Leading Tunisian opposition leader Mohamed Brahmi was shot to death outside his home Thursday in the country’s second political assassination this year. The incident risks igniting the same nationwide indignation that followed the February 6 assassination of Chokri Belaid, also a member of the secular Popular Front (PF) coalition. The leftist leader’s death also threatens to upset the see-saw approach Ennahda, the ruling Islamist party, has employed to appease both (equally critical) ends of the political spectrum.
Since winning Tunisia’s first democratic elections post-Arab Spring in October 2011, Ennahda has been lambasted by secularists for being too soft on religious extremists, even as fundamentalis Salafists have attacked the party’s Islamist credentials. Fallout over Belaid’s death prompted a government reshuffle and a relatively tougher stance towards radical Islamists under Prime Minister Ali Larayedh. But as religious violence increased, perpetuated by jihadists camped out near Tunisia’s borders and so-called morality police within its urban zones, so did disillusionment with the self-proclaimed moderate government. Frustration among Tunisians has been compounded by economic stagnation, high youth unemployment and a troubling judiciary stance that saw U.S. Embassy bombers receive light sentences in May, even as courts cracked down on a number of liberal journalists, rappers, and feminists.

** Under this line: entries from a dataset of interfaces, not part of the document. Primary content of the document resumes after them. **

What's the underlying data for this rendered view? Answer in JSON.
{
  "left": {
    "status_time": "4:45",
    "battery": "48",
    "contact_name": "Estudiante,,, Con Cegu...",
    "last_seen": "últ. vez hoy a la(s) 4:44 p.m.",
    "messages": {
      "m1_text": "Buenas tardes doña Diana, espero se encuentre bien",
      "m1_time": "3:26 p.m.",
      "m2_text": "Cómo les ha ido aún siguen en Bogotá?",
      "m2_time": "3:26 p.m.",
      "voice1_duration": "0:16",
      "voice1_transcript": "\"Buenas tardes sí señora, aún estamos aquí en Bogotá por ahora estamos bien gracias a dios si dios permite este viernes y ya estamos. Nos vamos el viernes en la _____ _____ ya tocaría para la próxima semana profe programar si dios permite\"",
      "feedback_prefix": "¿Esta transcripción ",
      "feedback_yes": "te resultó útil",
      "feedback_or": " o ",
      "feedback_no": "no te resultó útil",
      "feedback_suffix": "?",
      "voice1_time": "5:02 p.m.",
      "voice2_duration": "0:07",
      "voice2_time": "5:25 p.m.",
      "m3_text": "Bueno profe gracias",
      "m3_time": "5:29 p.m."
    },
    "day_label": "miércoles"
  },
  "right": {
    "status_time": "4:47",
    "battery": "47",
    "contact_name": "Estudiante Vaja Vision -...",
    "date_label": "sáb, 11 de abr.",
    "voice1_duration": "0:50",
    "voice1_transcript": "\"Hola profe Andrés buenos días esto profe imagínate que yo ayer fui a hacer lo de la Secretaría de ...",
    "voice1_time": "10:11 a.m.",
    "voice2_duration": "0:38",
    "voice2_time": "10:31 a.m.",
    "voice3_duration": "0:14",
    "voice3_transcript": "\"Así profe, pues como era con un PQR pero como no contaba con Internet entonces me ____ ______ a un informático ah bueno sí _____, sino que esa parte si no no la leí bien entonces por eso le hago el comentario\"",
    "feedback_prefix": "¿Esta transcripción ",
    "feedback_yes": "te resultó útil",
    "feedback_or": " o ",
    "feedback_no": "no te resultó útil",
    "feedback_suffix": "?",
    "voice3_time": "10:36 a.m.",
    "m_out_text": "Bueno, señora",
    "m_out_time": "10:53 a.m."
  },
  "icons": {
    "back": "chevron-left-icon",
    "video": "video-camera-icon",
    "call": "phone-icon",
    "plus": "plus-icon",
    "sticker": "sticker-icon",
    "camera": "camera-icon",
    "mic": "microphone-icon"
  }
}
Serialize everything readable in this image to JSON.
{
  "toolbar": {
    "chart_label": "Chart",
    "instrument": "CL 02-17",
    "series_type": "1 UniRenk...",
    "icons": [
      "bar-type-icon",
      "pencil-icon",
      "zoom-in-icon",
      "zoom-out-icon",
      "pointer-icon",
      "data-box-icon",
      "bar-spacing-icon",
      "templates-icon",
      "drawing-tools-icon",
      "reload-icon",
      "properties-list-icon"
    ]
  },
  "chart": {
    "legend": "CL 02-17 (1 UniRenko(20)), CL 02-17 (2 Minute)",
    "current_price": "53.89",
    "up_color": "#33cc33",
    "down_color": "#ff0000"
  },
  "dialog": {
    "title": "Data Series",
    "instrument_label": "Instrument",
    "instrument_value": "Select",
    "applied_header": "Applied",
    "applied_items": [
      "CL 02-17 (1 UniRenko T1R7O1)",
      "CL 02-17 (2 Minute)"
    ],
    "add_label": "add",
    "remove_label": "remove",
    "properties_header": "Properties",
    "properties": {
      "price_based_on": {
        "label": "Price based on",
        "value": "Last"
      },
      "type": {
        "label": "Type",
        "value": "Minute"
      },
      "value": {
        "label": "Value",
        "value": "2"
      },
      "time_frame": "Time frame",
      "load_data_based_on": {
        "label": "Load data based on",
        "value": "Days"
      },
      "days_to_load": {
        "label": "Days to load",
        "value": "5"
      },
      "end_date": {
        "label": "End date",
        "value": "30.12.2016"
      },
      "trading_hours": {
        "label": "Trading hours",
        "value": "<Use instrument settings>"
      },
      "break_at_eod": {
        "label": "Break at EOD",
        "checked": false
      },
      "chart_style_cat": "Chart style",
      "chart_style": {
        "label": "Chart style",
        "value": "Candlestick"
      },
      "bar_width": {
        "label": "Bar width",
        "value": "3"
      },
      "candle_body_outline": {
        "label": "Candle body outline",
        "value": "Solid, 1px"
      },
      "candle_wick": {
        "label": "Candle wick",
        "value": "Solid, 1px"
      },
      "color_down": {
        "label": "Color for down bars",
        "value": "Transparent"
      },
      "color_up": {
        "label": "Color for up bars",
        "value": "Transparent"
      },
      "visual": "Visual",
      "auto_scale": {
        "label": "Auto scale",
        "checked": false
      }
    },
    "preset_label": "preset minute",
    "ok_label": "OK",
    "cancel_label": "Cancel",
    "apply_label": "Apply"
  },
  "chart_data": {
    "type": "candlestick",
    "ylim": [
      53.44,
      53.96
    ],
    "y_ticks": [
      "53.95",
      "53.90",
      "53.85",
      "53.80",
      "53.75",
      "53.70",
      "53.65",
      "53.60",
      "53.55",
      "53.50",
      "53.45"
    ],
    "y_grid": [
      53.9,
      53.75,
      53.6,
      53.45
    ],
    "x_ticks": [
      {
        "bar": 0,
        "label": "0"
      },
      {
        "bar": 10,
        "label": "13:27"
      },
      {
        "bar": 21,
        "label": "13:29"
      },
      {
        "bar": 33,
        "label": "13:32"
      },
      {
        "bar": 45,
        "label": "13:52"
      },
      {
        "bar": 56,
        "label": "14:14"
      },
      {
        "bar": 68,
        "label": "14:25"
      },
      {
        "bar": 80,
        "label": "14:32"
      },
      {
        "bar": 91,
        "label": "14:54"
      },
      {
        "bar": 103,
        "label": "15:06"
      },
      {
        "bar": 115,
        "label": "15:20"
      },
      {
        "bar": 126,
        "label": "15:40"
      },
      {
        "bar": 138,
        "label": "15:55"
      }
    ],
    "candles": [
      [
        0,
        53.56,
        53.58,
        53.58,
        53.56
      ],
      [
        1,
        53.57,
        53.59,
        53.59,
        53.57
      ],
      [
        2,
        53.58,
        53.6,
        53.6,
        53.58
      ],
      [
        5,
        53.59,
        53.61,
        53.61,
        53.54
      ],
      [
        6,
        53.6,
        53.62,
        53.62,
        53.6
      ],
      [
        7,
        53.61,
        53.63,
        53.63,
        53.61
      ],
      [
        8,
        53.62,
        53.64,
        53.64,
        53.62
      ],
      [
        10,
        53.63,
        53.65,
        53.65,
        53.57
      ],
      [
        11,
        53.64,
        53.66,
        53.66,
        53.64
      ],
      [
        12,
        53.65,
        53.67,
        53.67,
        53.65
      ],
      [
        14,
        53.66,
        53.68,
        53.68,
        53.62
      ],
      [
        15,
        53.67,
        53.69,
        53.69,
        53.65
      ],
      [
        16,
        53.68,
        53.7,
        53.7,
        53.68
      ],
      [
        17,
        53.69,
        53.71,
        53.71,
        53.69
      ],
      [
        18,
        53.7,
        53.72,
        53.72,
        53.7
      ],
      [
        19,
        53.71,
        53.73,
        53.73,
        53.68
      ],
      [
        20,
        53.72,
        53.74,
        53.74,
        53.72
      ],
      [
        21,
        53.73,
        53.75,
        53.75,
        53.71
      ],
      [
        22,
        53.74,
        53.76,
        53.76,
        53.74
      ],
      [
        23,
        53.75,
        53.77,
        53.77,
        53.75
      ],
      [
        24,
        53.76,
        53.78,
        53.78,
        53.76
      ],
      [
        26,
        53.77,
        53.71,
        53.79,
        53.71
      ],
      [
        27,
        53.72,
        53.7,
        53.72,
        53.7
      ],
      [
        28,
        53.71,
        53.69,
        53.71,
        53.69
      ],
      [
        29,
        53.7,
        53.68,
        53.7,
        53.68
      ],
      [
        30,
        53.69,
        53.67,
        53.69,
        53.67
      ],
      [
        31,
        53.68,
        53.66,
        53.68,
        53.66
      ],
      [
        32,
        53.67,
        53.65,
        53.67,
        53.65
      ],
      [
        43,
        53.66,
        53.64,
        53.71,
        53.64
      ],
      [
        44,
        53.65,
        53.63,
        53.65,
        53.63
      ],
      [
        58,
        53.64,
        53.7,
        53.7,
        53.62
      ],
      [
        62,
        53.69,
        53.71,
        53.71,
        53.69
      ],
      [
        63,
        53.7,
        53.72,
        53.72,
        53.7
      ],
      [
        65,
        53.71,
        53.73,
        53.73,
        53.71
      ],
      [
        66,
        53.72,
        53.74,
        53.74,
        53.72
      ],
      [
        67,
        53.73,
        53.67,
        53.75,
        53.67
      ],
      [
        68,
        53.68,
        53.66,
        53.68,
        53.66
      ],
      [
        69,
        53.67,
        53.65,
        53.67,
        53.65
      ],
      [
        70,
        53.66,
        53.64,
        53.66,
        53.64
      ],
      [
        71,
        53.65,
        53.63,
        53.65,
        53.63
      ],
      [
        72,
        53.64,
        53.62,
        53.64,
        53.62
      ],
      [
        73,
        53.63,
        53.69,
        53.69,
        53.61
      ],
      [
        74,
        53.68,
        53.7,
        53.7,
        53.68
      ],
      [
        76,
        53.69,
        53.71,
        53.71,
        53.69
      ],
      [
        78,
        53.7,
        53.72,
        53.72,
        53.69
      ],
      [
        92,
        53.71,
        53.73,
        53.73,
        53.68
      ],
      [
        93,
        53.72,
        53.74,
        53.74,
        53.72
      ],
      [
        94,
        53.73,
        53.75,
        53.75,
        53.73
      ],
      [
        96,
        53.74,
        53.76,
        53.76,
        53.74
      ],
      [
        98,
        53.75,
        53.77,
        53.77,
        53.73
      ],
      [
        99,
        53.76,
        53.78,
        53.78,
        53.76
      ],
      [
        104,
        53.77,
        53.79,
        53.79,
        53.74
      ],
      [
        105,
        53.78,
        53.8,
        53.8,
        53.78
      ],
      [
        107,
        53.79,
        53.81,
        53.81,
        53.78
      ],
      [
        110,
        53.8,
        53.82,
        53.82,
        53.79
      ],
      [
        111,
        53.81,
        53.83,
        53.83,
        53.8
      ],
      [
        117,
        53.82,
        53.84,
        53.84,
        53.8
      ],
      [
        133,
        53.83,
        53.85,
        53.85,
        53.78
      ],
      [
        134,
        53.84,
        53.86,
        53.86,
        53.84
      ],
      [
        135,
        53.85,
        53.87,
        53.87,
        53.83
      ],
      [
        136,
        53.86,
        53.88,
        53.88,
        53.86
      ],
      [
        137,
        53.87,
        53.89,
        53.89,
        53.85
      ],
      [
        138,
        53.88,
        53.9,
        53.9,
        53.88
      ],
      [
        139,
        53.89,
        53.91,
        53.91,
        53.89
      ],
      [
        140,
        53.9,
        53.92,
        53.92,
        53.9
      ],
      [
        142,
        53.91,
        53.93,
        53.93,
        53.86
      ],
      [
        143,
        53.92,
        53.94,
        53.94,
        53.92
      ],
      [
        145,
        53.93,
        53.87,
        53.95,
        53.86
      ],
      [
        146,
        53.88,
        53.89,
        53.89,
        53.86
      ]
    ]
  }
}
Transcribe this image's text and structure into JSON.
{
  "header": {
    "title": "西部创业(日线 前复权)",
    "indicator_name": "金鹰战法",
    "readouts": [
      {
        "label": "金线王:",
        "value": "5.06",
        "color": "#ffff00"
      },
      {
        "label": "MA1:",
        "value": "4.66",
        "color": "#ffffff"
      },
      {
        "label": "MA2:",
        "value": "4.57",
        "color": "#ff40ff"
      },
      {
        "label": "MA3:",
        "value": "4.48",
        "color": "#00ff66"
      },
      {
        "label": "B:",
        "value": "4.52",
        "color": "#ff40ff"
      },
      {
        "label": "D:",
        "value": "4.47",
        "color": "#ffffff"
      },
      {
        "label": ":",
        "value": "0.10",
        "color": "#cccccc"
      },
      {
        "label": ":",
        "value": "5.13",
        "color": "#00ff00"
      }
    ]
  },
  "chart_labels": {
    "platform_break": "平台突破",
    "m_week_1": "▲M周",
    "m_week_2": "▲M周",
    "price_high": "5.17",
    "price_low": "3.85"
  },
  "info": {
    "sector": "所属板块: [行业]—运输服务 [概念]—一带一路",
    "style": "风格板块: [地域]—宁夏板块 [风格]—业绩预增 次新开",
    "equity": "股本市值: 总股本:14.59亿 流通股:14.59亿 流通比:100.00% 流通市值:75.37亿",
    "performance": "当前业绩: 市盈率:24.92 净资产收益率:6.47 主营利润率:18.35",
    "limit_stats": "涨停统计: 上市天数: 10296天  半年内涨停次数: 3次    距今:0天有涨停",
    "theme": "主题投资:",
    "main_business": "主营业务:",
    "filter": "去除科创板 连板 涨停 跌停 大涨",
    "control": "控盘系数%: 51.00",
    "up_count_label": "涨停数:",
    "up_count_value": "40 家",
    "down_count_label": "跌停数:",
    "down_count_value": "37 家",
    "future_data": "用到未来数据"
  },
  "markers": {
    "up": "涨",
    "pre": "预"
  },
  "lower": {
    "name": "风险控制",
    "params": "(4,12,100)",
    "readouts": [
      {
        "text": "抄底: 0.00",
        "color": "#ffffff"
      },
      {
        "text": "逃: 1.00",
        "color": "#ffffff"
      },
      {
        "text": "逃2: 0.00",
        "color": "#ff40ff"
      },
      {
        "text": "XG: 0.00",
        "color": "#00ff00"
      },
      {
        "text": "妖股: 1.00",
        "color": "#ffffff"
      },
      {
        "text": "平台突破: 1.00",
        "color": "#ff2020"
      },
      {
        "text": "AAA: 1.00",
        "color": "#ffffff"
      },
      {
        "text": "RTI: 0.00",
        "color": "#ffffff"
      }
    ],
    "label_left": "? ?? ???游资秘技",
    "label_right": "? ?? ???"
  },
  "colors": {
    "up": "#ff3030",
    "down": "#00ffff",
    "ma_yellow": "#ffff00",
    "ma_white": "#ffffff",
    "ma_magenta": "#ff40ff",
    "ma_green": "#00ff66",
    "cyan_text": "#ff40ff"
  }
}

But while the government’s recent assault on civil liberties — highlighted by the detention of Tunisian feminist Amina Sboui and her European counterparts — aroused international media attention, local anger failed to coalesce into a nationwide push for revolt. Unfortunately for Ennahda, Thursday’s assassination may provide the impetus for such a coalescence. (Note that in the two years since the party took power, insecurity has remained a major concern for Tunisians, behind only employment.) After the downfall of the Morsi government in Egypt, Ennahda is looking especially vulnerable. The Tunisian incarnation of Tamarod — the Egyptian youth movement that pushed for Morsi’s ouster — has been maneuvering for weeks for a similar “non-coup.” Protests have already broken out in downtown Tunis and Brahmi’s hometown of Sidi Bouzid (now-famous as the birthplace of the Arab Spring). More protests have been scheduled for Friday, as has a general strike called for by Tunisia’s largest labor union. But amid fiery calls for government dissolution, one wonders if Tunisia’s opposition can take advantage of the momentum.
Though similar protests followed Belaid’s death, the Popular Front failed to transform Tunisians’ outrage into political collateral. (In fact, Nidaa Tounes was the only secular party to pull ahead of Ennahda in national polls this spring.) On a broader level, opposition parties have yet to penetrate Tunisia’s impoverished hinterlands — regions where Salafists have made inroads by filling humanitarian needs — or appeal to Tunisia’s disenfranchised youth. More worrying still are divisions between and within Tunisia’s main secular parties. In April, Nidaa Tounes publicly struggled to nominate a presidential candidate, only to select its founder, Beji Caid Essebsi, whose age may disqualify him. Within the Popular Front, a loose coalition of Marxist and nationalist groups, allegations of Islamist infiltration prompted Brahmi to resign as general secretary of his People’s Party weeks before his death. At the same time, Tamarod Tunisia saw three of its founding members depart, fueling rumors of infighting.
What’s more, opposition parties have proven unable (or unwilling) to build a coherent, united platform to challenge the Ennahda-led coalition. Such fractiousness proved disastrous in 2011. Now, the secular opposition’s continued failure to close ranks could cost them the national elections set to take place by the end of the year. And with it the chance to democratically steer Tunisia away from an Islamist government — sans military intervention.